Phosphates are naturally occurring minerals that can come from fertilizers, lawn sprays dying plants, mineral treatment chemicals, bird droppings, groundwater runoff and even dead skin cells (so, they can come from a whole list of places.)

They cause trouble in pool water sometimes because they act like food for algae, which, if left untreated, can create a big algae problem.  Now, there happens to be a debate out there in the cyberspace pool community as to whether or not phosphates are that big of a problem, and if they are a problem, what is the level that they become a problem at.  Is is 100 ppb (parts per billion) or is 1000 ppb?  Well, my feeling is if you are having a hard time keeping your chlorine levels up and your phosphate levels are on the high side, you should try a phosphate remover.  Using a weekly dose of phosphate remover, along with maintaining your chlorine levels and keeping the rest of your water in balance will probably be cheaper in the long run than having to try and clean up a huge algae problem.

Another item to considering the debate about phosphates is our climate.  We live in the desert, and the temperatures reach well into the 100’s and stay that way for weeks at a time and the kids all pile in the pool for hours on end.
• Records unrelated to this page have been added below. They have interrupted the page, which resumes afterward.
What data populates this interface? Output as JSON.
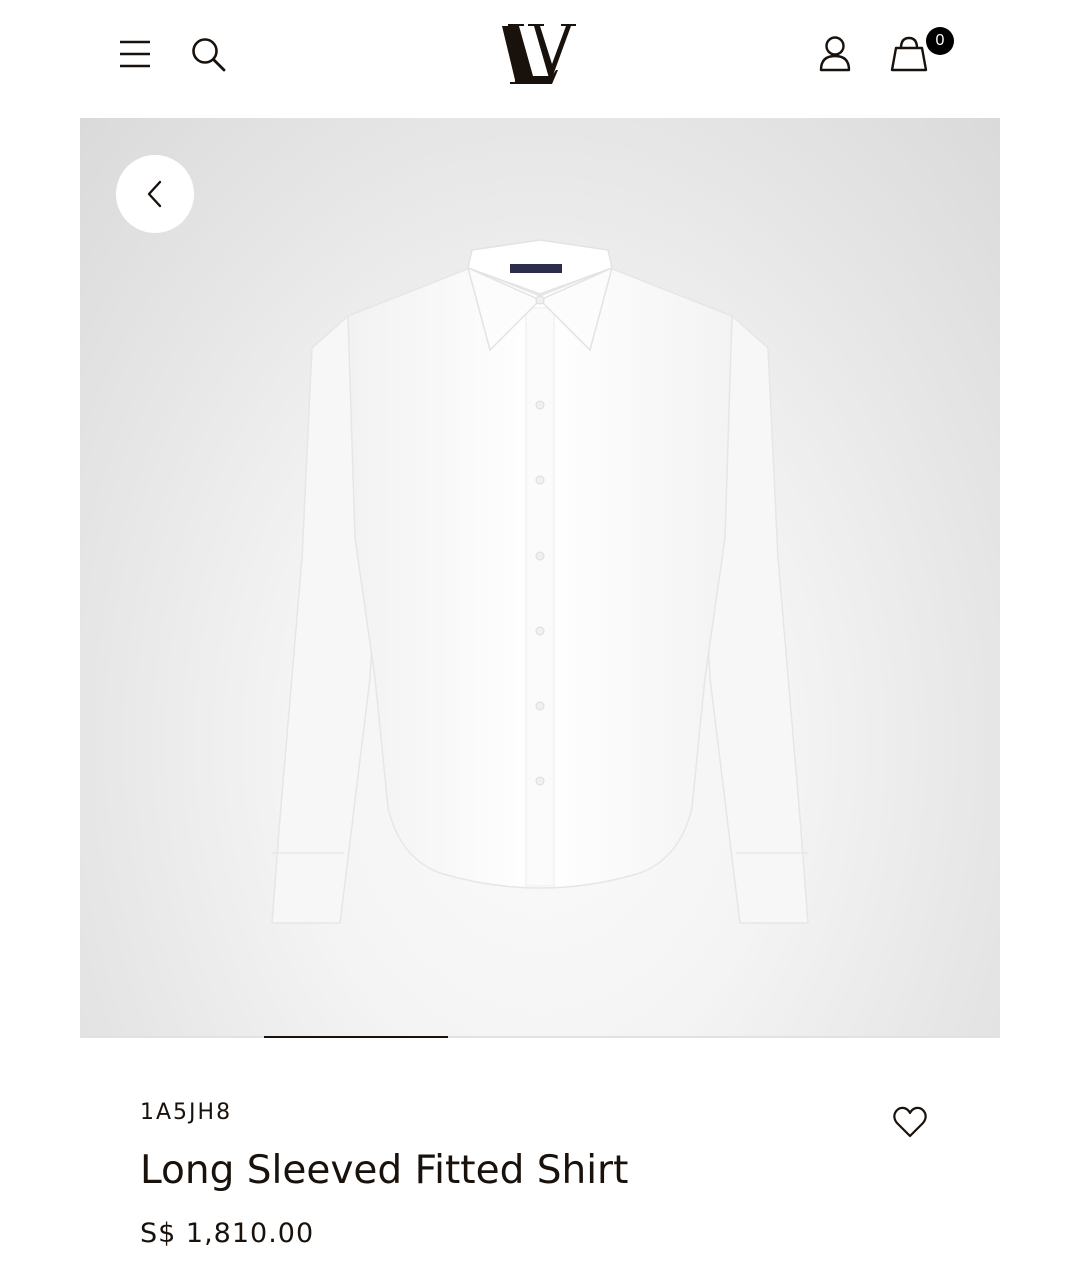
{
  "header": {
    "menu_icon": "hamburger-menu-icon",
    "search_icon": "search-icon",
    "logo_text": "LV",
    "account_icon": "user-icon",
    "bag_icon": "shopping-bag-icon",
    "bag_count": "0"
  },
  "gallery": {
    "back_icon": "chevron-left-icon",
    "image": "white-long-sleeve-shirt",
    "progress": 0.2,
    "background_color": "#f2f2f2"
  },
  "product": {
    "sku": "1A5JH8",
    "name": "Long Sleeved Fitted Shirt",
    "price": "S$ 1,810.00",
    "wishlist_icon": "heart-icon"
  },
  "colors": {
    "text": "#19110b",
    "badge": "#000000",
    "background": "#ffffff"
  }
}
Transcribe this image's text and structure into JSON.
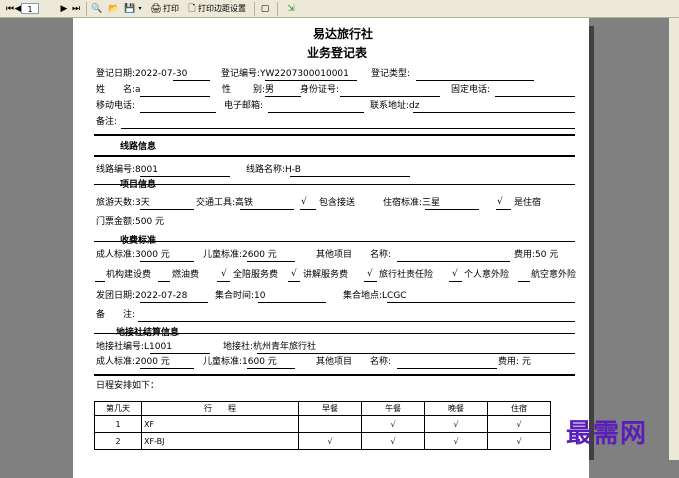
{
  "toolbar": {
    "page_number": "1",
    "print_label": "打印",
    "margin_label": "打印边距设置"
  },
  "doc": {
    "company": "易达旅行社",
    "form_title": "业务登记表",
    "reg_date": "登记日期:2022-07-30",
    "reg_no": "登记编号:YW2207300010001",
    "reg_type": "登记类型:",
    "name_label": "姓　　名:a",
    "gender_label": "性",
    "gender_value": "别:男",
    "id_label": "身份证号:",
    "phone_label": "固定电话:",
    "mobile_label": "移动电话:",
    "email_label": "电子邮箱:",
    "address_label": "联系地址:dz",
    "note_label": "备注:",
    "sec_route": "线路信息",
    "route_no": "线路编号:8001",
    "route_name": "线路名称:H-B",
    "sec_project": "项目信息",
    "days": "旅游天数:3天",
    "transport": "交通工具:高铁",
    "check_mark": "√",
    "pickup": "包含接送",
    "lodging": "住宿标准:三星",
    "is_lodging": "是住宿",
    "ticket": "门票金额:500 元",
    "sec_fee": "收费标准",
    "adult_std": "成人标准:3000 元",
    "child_std": "儿童标准:2600 元",
    "other_item": "其他项目",
    "name2": "名称:",
    "fee": "费用:50 元",
    "svc_build": "机构建设费",
    "svc_fuel": "燃油费",
    "svc_all": "全陪服务费",
    "svc_guide": "讲解服务费",
    "svc_liab": "旅行社责任险",
    "svc_personal": "个人意外险",
    "svc_air": "航空意外险",
    "depart_date": "发团日期:2022-07-28",
    "gather_time": "集合时间:10",
    "gather_place": "集合地点:LCGC",
    "remark": "备　　注:",
    "sec_ground": "地接社结算信息",
    "ground_no": "地接社编号:L1001",
    "ground_name": "地接社:杭州青年旅行社",
    "adult_std2": "成人标准:2000 元",
    "child_std2": "儿童标准:1600 元",
    "other_item2": "其他项目",
    "name3": "名称:",
    "fee2": "费用: 元",
    "schedule_intro": "日程安排如下："
  },
  "schedule": {
    "headers": [
      "第几天",
      "行　　程",
      "早餐",
      "午餐",
      "晚餐",
      "住宿"
    ],
    "rows": [
      [
        "1",
        "XF",
        "",
        "√",
        "√",
        "√"
      ],
      [
        "2",
        "XF-BJ",
        "√",
        "√",
        "√",
        "√"
      ]
    ]
  },
  "watermark": "最需网"
}
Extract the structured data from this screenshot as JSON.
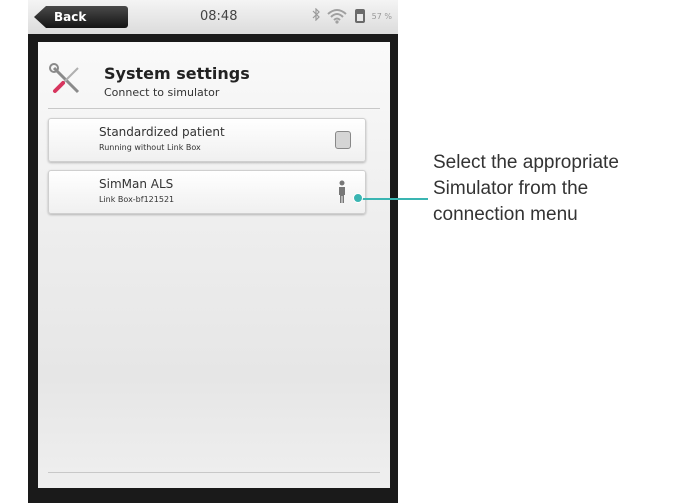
{
  "statusbar": {
    "back_label": "Back",
    "time": "08:48",
    "battery_percent": "57 %",
    "wifi_label": "",
    "icons": [
      "bluetooth-icon",
      "wifi-icon",
      "battery-icon"
    ]
  },
  "header": {
    "title": "System settings",
    "subtitle": "Connect to simulator",
    "icon": "wrench-screwdriver-icon"
  },
  "simulators": [
    {
      "title": "Standardized patient",
      "subtitle": "Running without Link Box",
      "icon": "square-icon"
    },
    {
      "title": "SimMan ALS",
      "subtitle": "Link Box-bf121521",
      "icon": "person-icon"
    }
  ],
  "callout": {
    "lines": [
      "Select the appropriate",
      "Simulator from the",
      "connection menu"
    ],
    "color": "#3ab5b2"
  }
}
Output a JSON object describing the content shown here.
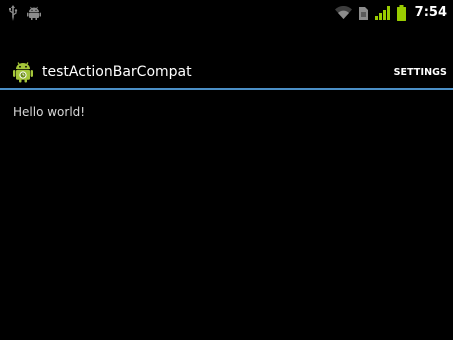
{
  "status_bar": {
    "time": "7:54",
    "left_icons": [
      "usb-icon",
      "android-debug-icon"
    ],
    "right_icons": [
      "wifi-icon",
      "sim-card-icon",
      "signal-icon",
      "battery-icon"
    ],
    "icon_color": "#8c8c8c",
    "accent_color": "#99cc00"
  },
  "action_bar": {
    "title": "testActionBarCompat",
    "app_icon": "android-app-icon",
    "action_settings_label": "SETTINGS",
    "divider_color": "#4b8fc6"
  },
  "content": {
    "text": "Hello world!"
  }
}
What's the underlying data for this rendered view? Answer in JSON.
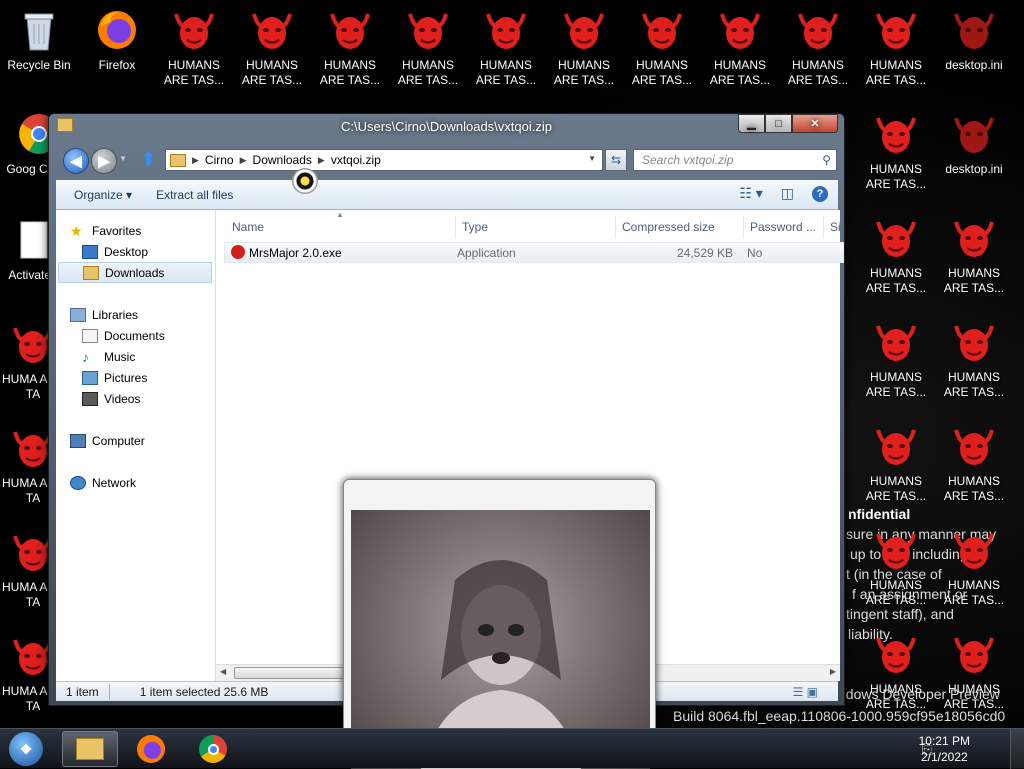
{
  "desktop": {
    "icons": [
      {
        "label": "Recycle Bin",
        "icon": "recycle-bin-icon"
      },
      {
        "label": "Firefox",
        "icon": "firefox-icon"
      },
      {
        "label": "HUMANS ARE TAS...",
        "icon": "demon-face-icon"
      },
      {
        "label": "desktop.ini",
        "icon": "demon-face-icon"
      },
      {
        "label": "Goog Chron",
        "icon": "chrome-icon"
      },
      {
        "label": "Activated",
        "icon": "blank-file-icon"
      },
      {
        "label": "HUMA ARE TA",
        "icon": "demon-face-icon"
      }
    ],
    "background_text": [
      "nfidential",
      "sure in any manner may",
      "up to and including",
      "t (in the case of",
      "f an assignment or",
      "tingent staff), and",
      "liability.",
      "ndows Developer Preview",
      "Build 8064.fbl_eeap.110806-1000.959cf95e18056cd0"
    ]
  },
  "explorer": {
    "title": "C:\\Users\\Cirno\\Downloads\\vxtqoi.zip",
    "address": {
      "segments": [
        "Cirno",
        "Downloads",
        "vxtqoi.zip"
      ]
    },
    "search_placeholder": "Search vxtqoi.zip",
    "toolbar": {
      "organize": "Organize ▾",
      "extract_all": "Extract all files"
    },
    "nav": {
      "favorites": "Favorites",
      "desktop": "Desktop",
      "downloads": "Downloads",
      "libraries": "Libraries",
      "documents": "Documents",
      "music": "Music",
      "pictures": "Pictures",
      "videos": "Videos",
      "computer": "Computer",
      "network": "Network"
    },
    "columns": {
      "name": "Name",
      "type": "Type",
      "compressed_size": "Compressed size",
      "password": "Password ...",
      "size_trunc": "Si"
    },
    "file": {
      "name": "MrsMajor 2.0.exe",
      "type": "Application",
      "compressed_size": "24,529 KB",
      "password": "No"
    },
    "status": {
      "count": "1 item",
      "selected": "1 item selected  25.6 MB"
    }
  },
  "taskbar": {
    "time": "10:21 PM",
    "date": "2/1/2022"
  },
  "colors": {
    "accent": "#1b5fb8",
    "demon": "#e0201c"
  }
}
This is murder on any chlorine residual and makes it hard to keep the levels up, whether you are using a salt chlorine generator or an inline 3-inch tablet feeder, both will be taxed.  When you add phosphates (which are a plant…read algae…nutrient) to a pool that is struggling to keep sanitized, it can make it even harder to keep the chlorine up.  The phosphates then feed any algae problem and make it worse, and then the algae starts to eat even more chlorine.

You can add chemicals to remove some of the phosphates from your water, such as Bio-Dex Phosphate Remover, Bio-Dex Phosphate Remover Plus, or Natural Chemistry Phos Free.  Since the phosphates are what the algae feeds on, removal of the phosphates will remove the algae because it won’t have anything to eat.